What is being asked:
Reproduce the full listing below unchanged, apart from the pictures.
-- Source material follows --
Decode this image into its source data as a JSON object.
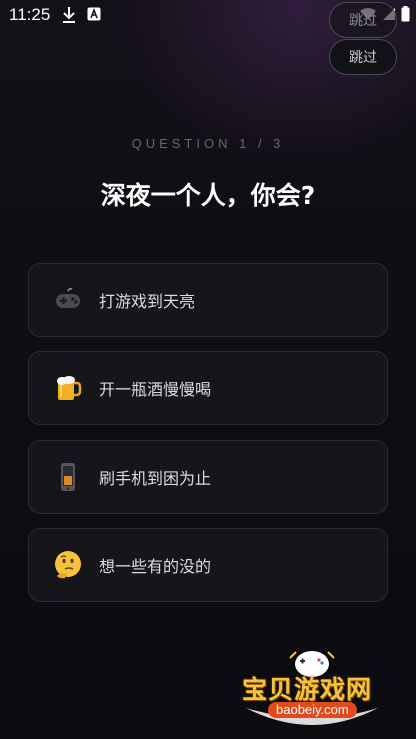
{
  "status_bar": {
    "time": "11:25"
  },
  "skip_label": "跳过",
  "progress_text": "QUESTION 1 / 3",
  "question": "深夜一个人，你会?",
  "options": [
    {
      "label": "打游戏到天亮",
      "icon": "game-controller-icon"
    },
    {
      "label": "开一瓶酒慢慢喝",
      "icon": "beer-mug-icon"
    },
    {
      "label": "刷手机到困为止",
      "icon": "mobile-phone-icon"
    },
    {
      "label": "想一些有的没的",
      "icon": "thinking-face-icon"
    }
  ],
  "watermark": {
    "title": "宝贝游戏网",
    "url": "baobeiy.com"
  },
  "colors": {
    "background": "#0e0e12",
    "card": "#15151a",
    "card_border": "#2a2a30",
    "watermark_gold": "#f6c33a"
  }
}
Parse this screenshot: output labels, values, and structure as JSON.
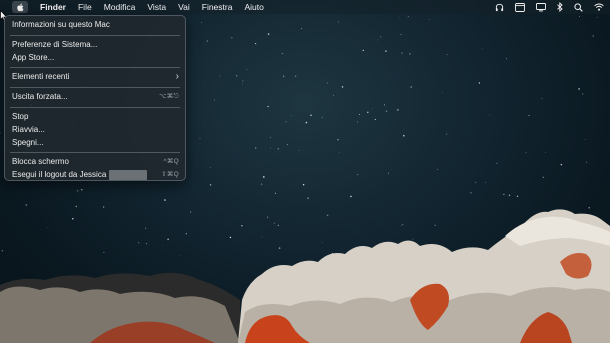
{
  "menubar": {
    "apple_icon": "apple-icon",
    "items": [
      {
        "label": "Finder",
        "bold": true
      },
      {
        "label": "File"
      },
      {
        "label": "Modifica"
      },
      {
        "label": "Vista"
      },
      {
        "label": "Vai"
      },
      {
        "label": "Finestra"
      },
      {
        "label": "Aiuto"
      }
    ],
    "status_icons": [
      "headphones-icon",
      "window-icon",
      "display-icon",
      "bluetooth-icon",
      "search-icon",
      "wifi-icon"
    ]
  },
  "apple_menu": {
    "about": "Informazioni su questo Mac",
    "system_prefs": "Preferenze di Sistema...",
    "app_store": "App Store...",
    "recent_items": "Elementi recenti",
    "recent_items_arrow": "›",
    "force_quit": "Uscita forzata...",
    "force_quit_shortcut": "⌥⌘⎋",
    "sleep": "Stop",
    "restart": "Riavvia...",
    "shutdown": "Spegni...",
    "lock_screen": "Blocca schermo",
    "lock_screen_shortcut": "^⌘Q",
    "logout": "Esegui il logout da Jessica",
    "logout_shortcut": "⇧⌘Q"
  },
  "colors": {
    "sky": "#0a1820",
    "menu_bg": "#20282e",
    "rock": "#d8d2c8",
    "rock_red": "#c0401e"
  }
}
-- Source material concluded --
Expected answer:
Decode this image into its source data as a JSON object.
{
  "status_bar": {
    "time": "11:25"
  },
  "skip_label": "跳过",
  "progress_text": "QUESTION 1 / 3",
  "question": "深夜一个人，你会?",
  "options": [
    {
      "label": "打游戏到天亮",
      "icon": "game-controller-icon"
    },
    {
      "label": "开一瓶酒慢慢喝",
      "icon": "beer-mug-icon"
    },
    {
      "label": "刷手机到困为止",
      "icon": "mobile-phone-icon"
    },
    {
      "label": "想一些有的没的",
      "icon": "thinking-face-icon"
    }
  ],
  "watermark": {
    "title": "宝贝游戏网",
    "url": "baobeiy.com"
  },
  "colors": {
    "background": "#0e0e12",
    "card": "#15151a",
    "card_border": "#2a2a30",
    "watermark_gold": "#f6c33a"
  }
}
Parse this screenshot: output labels, values, and structure as JSON.
{
  "menubar": {
    "apple_icon": "apple-icon",
    "items": [
      {
        "label": "Finder",
        "bold": true
      },
      {
        "label": "File"
      },
      {
        "label": "Modifica"
      },
      {
        "label": "Vista"
      },
      {
        "label": "Vai"
      },
      {
        "label": "Finestra"
      },
      {
        "label": "Aiuto"
      }
    ],
    "status_icons": [
      "headphones-icon",
      "window-icon",
      "display-icon",
      "bluetooth-icon",
      "search-icon",
      "wifi-icon"
    ]
  },
  "apple_menu": {
    "about": "Informazioni su questo Mac",
    "system_prefs": "Preferenze di Sistema...",
    "app_store": "App Store...",
    "recent_items": "Elementi recenti",
    "recent_items_arrow": "›",
    "force_quit": "Uscita forzata...",
    "force_quit_shortcut": "⌥⌘⎋",
    "sleep": "Stop",
    "restart": "Riavvia...",
    "shutdown": "Spegni...",
    "lock_screen": "Blocca schermo",
    "lock_screen_shortcut": "^⌘Q",
    "logout": "Esegui il logout da Jessica",
    "logout_shortcut": "⇧⌘Q"
  },
  "colors": {
    "sky": "#0a1820",
    "menu_bg": "#20282e",
    "rock": "#d8d2c8",
    "rock_red": "#c0401e"
  }
}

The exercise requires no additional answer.